### Information given
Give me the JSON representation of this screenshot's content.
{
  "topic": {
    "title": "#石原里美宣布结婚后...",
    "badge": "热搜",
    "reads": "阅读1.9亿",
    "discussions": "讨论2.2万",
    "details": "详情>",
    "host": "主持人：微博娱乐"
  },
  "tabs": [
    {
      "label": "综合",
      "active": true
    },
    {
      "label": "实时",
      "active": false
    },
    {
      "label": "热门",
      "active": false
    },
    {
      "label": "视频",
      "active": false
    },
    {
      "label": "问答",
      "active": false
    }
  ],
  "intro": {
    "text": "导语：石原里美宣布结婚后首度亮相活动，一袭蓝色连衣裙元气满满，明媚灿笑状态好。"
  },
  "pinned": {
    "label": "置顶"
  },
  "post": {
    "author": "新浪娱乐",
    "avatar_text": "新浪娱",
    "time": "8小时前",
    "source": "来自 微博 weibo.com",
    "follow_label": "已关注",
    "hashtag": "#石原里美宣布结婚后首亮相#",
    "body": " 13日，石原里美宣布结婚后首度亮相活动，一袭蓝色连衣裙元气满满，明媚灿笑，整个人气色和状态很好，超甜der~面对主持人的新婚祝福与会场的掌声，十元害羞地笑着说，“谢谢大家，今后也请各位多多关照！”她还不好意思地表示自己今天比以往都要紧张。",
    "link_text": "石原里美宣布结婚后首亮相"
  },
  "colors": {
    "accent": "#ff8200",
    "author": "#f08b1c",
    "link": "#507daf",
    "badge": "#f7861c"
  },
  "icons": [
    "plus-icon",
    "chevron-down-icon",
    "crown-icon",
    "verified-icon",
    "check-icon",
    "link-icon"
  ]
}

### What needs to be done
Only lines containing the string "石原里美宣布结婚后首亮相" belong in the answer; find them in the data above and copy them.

### Solution for this exercise
    "hashtag": "#石原里美宣布结婚后首亮相#",
    "link_text": "石原里美宣布结婚后首亮相"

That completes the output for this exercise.